• **DESCRIPTION OF THE TASK**: Your answer must be every line of the data that contains "Valid".

[Items from a dataset]
'''
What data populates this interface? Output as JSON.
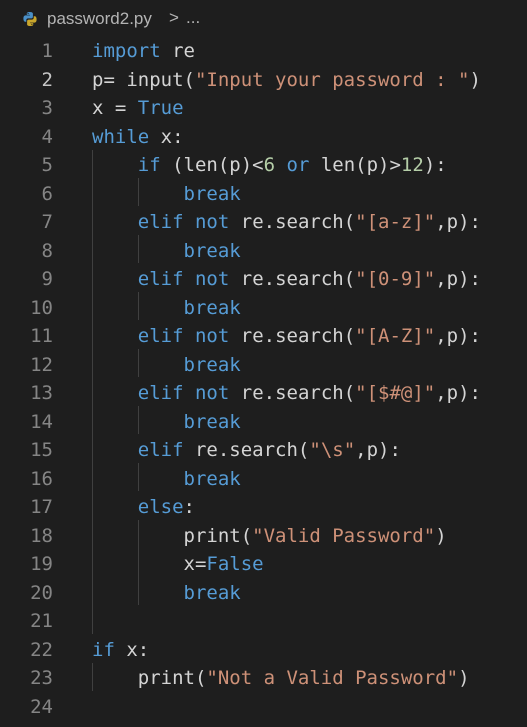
{
  "breadcrumb": {
    "file_name": "password2.py",
    "separator": ">",
    "more": "..."
  },
  "editor": {
    "active_line": 2,
    "lines": [
      {
        "num": "1",
        "tokens": [
          {
            "t": "import",
            "c": "kw-blue"
          },
          {
            "t": " re",
            "c": "plain"
          }
        ]
      },
      {
        "num": "2",
        "tokens": [
          {
            "t": "p= input(",
            "c": "plain"
          },
          {
            "t": "\"Input your password : \"",
            "c": "str"
          },
          {
            "t": ")",
            "c": "plain"
          }
        ]
      },
      {
        "num": "3",
        "tokens": [
          {
            "t": "x = ",
            "c": "plain"
          },
          {
            "t": "True",
            "c": "kw-blue"
          }
        ]
      },
      {
        "num": "4",
        "tokens": [
          {
            "t": "while",
            "c": "kw-blue"
          },
          {
            "t": " x:",
            "c": "plain"
          }
        ]
      },
      {
        "num": "5",
        "tokens": [
          {
            "t": "    ",
            "c": "plain"
          },
          {
            "t": "if",
            "c": "kw-blue"
          },
          {
            "t": " (len(p)<",
            "c": "plain"
          },
          {
            "t": "6",
            "c": "num"
          },
          {
            "t": " ",
            "c": "plain"
          },
          {
            "t": "or",
            "c": "kw-blue"
          },
          {
            "t": " len(p)>",
            "c": "plain"
          },
          {
            "t": "12",
            "c": "num"
          },
          {
            "t": "):",
            "c": "plain"
          }
        ]
      },
      {
        "num": "6",
        "tokens": [
          {
            "t": "        ",
            "c": "plain"
          },
          {
            "t": "break",
            "c": "kw-blue"
          }
        ]
      },
      {
        "num": "7",
        "tokens": [
          {
            "t": "    ",
            "c": "plain"
          },
          {
            "t": "elif",
            "c": "kw-blue"
          },
          {
            "t": " ",
            "c": "plain"
          },
          {
            "t": "not",
            "c": "kw-blue"
          },
          {
            "t": " re.search(",
            "c": "plain"
          },
          {
            "t": "\"[a-z]\"",
            "c": "str"
          },
          {
            "t": ",p):",
            "c": "plain"
          }
        ]
      },
      {
        "num": "8",
        "tokens": [
          {
            "t": "        ",
            "c": "plain"
          },
          {
            "t": "break",
            "c": "kw-blue"
          }
        ]
      },
      {
        "num": "9",
        "tokens": [
          {
            "t": "    ",
            "c": "plain"
          },
          {
            "t": "elif",
            "c": "kw-blue"
          },
          {
            "t": " ",
            "c": "plain"
          },
          {
            "t": "not",
            "c": "kw-blue"
          },
          {
            "t": " re.search(",
            "c": "plain"
          },
          {
            "t": "\"[0-9]\"",
            "c": "str"
          },
          {
            "t": ",p):",
            "c": "plain"
          }
        ]
      },
      {
        "num": "10",
        "tokens": [
          {
            "t": "        ",
            "c": "plain"
          },
          {
            "t": "break",
            "c": "kw-blue"
          }
        ]
      },
      {
        "num": "11",
        "tokens": [
          {
            "t": "    ",
            "c": "plain"
          },
          {
            "t": "elif",
            "c": "kw-blue"
          },
          {
            "t": " ",
            "c": "plain"
          },
          {
            "t": "not",
            "c": "kw-blue"
          },
          {
            "t": " re.search(",
            "c": "plain"
          },
          {
            "t": "\"[A-Z]\"",
            "c": "str"
          },
          {
            "t": ",p):",
            "c": "plain"
          }
        ]
      },
      {
        "num": "12",
        "tokens": [
          {
            "t": "        ",
            "c": "plain"
          },
          {
            "t": "break",
            "c": "kw-blue"
          }
        ]
      },
      {
        "num": "13",
        "tokens": [
          {
            "t": "    ",
            "c": "plain"
          },
          {
            "t": "elif",
            "c": "kw-blue"
          },
          {
            "t": " ",
            "c": "plain"
          },
          {
            "t": "not",
            "c": "kw-blue"
          },
          {
            "t": " re.search(",
            "c": "plain"
          },
          {
            "t": "\"[$#@]\"",
            "c": "str"
          },
          {
            "t": ",p):",
            "c": "plain"
          }
        ]
      },
      {
        "num": "14",
        "tokens": [
          {
            "t": "        ",
            "c": "plain"
          },
          {
            "t": "break",
            "c": "kw-blue"
          }
        ]
      },
      {
        "num": "15",
        "tokens": [
          {
            "t": "    ",
            "c": "plain"
          },
          {
            "t": "elif",
            "c": "kw-blue"
          },
          {
            "t": " re.search(",
            "c": "plain"
          },
          {
            "t": "\"\\s\"",
            "c": "str"
          },
          {
            "t": ",p):",
            "c": "plain"
          }
        ]
      },
      {
        "num": "16",
        "tokens": [
          {
            "t": "        ",
            "c": "plain"
          },
          {
            "t": "break",
            "c": "kw-blue"
          }
        ]
      },
      {
        "num": "17",
        "tokens": [
          {
            "t": "    ",
            "c": "plain"
          },
          {
            "t": "else",
            "c": "kw-blue"
          },
          {
            "t": ":",
            "c": "plain"
          }
        ]
      },
      {
        "num": "18",
        "tokens": [
          {
            "t": "        print(",
            "c": "plain"
          },
          {
            "t": "\"Valid Password\"",
            "c": "str"
          },
          {
            "t": ")",
            "c": "plain"
          }
        ]
      },
      {
        "num": "19",
        "tokens": [
          {
            "t": "        x=",
            "c": "plain"
          },
          {
            "t": "False",
            "c": "kw-blue"
          }
        ]
      },
      {
        "num": "20",
        "tokens": [
          {
            "t": "        ",
            "c": "plain"
          },
          {
            "t": "break",
            "c": "kw-blue"
          }
        ]
      },
      {
        "num": "21",
        "tokens": []
      },
      {
        "num": "22",
        "tokens": [
          {
            "t": "if",
            "c": "kw-blue"
          },
          {
            "t": " x:",
            "c": "plain"
          }
        ]
      },
      {
        "num": "23",
        "tokens": [
          {
            "t": "    print(",
            "c": "plain"
          },
          {
            "t": "\"Not a Valid Password\"",
            "c": "str"
          },
          {
            "t": ")",
            "c": "plain"
          }
        ]
      },
      {
        "num": "24",
        "tokens": []
      }
    ]
  },
  "colors": {
    "background": "#1e1e1e",
    "keyword": "#569cd6",
    "string": "#ce9178",
    "number": "#b5cea8",
    "text": "#d4d4d4",
    "line_number": "#858585"
  }
}
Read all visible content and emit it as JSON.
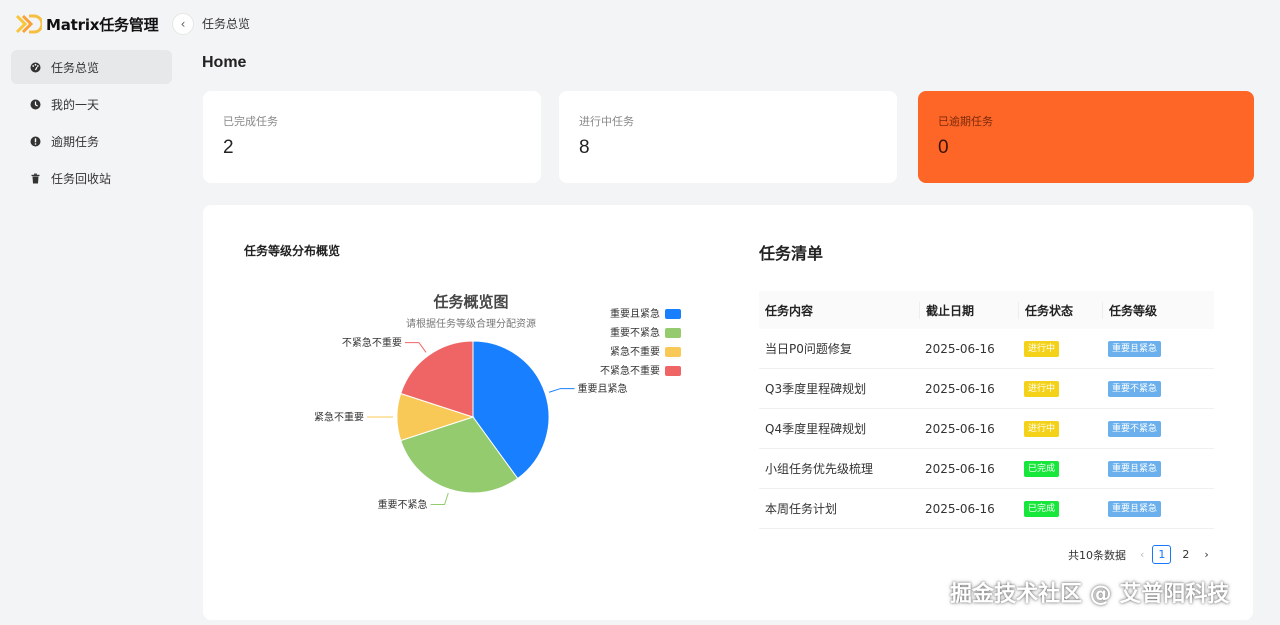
{
  "app": {
    "name": "Matrix任务管理"
  },
  "sidebar": {
    "items": [
      {
        "label": "任务总览",
        "icon": "dashboard-icon",
        "active": true
      },
      {
        "label": "我的一天",
        "icon": "clock-icon",
        "active": false
      },
      {
        "label": "逾期任务",
        "icon": "alert-icon",
        "active": false
      },
      {
        "label": "任务回收站",
        "icon": "trash-icon",
        "active": false
      }
    ]
  },
  "header": {
    "breadcrumb": "任务总览",
    "title": "Home"
  },
  "stats": [
    {
      "label": "已完成任务",
      "value": "2"
    },
    {
      "label": "进行中任务",
      "value": "8"
    },
    {
      "label": "已逾期任务",
      "value": "0"
    }
  ],
  "chart_section": {
    "heading": "任务等级分布概览"
  },
  "chart_data": {
    "type": "pie",
    "title": "任务概览图",
    "subtitle": "请根据任务等级合理分配资源",
    "legend_position": "top-right",
    "categories": [
      "重要且紧急",
      "重要不紧急",
      "紧急不重要",
      "不紧急不重要"
    ],
    "values": [
      4,
      3,
      1,
      2
    ],
    "colors": [
      "#1880ff",
      "#94cb6f",
      "#f8c956",
      "#ef6465"
    ]
  },
  "task_list": {
    "heading": "任务清单",
    "columns": [
      "任务内容",
      "截止日期",
      "任务状态",
      "任务等级"
    ],
    "rows": [
      {
        "content": "当日P0问题修复",
        "date": "2025-06-16",
        "status": "进行中",
        "level": "重要且紧急"
      },
      {
        "content": "Q3季度里程碑规划",
        "date": "2025-06-16",
        "status": "进行中",
        "level": "重要不紧急"
      },
      {
        "content": "Q4季度里程碑规划",
        "date": "2025-06-16",
        "status": "进行中",
        "level": "重要不紧急"
      },
      {
        "content": "小组任务优先级梳理",
        "date": "2025-06-16",
        "status": "已完成",
        "level": "重要且紧急"
      },
      {
        "content": "本周任务计划",
        "date": "2025-06-16",
        "status": "已完成",
        "level": "重要且紧急"
      }
    ],
    "status_colors": {
      "进行中": "#f5d21a",
      "已完成": "#17e63a"
    },
    "level_color": "#6bb0ec"
  },
  "pagination": {
    "total_text": "共10条数据",
    "pages": [
      "1",
      "2"
    ],
    "current": "1"
  },
  "watermark": "掘金技术社区 @ 艾普阳科技"
}
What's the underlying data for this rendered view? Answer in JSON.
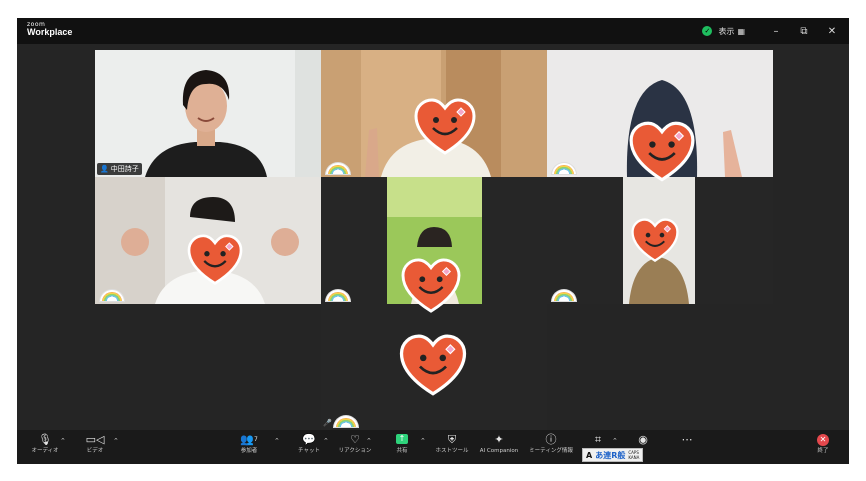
{
  "app": {
    "logo_top": "zoom",
    "logo_bottom": "Workplace",
    "view_label": "表示",
    "view_icon": "grid-icon",
    "secure_icon": "shield-check-icon"
  },
  "window_controls": {
    "minimize": "–",
    "restore": "⧉",
    "close": "✕"
  },
  "participants": [
    {
      "id": "p1",
      "name_tag": "中田詩子",
      "active_speaker": true,
      "avatar": "camera-video"
    },
    {
      "id": "p2",
      "avatar": "heart-smiley"
    },
    {
      "id": "p3",
      "avatar": "heart-smiley"
    },
    {
      "id": "p4",
      "avatar": "heart-smiley"
    },
    {
      "id": "p5",
      "avatar": "heart-smiley"
    },
    {
      "id": "p6",
      "avatar": "heart-smiley"
    },
    {
      "id": "p7",
      "avatar": "heart-smiley"
    }
  ],
  "toolbar": {
    "audio": "オーディオ",
    "video": "ビデオ",
    "participants": "参加者",
    "participants_count": "7",
    "chat": "チャット",
    "reactions": "リアクション",
    "share": "共有",
    "host_tools": "ホストツール",
    "ai_companion": "AI Companion",
    "meeting_info": "ミーティング情報",
    "end": "終了"
  },
  "ime": {
    "label_a": "A",
    "label_main": "あ連R般",
    "caps": "CAPS",
    "kana": "KANA"
  },
  "colors": {
    "active_border": "#2ed37b",
    "share_green": "#2ed37b",
    "end_red": "#e5484d",
    "heart": "#e95a36",
    "heart_outline": "#ffffff",
    "sparkle": "#f4a6c8"
  }
}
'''
• **WRITTEN SOLUTION**:
            "t": "\"Valid Password\"",
            "t": "\"Not a Valid Password\"",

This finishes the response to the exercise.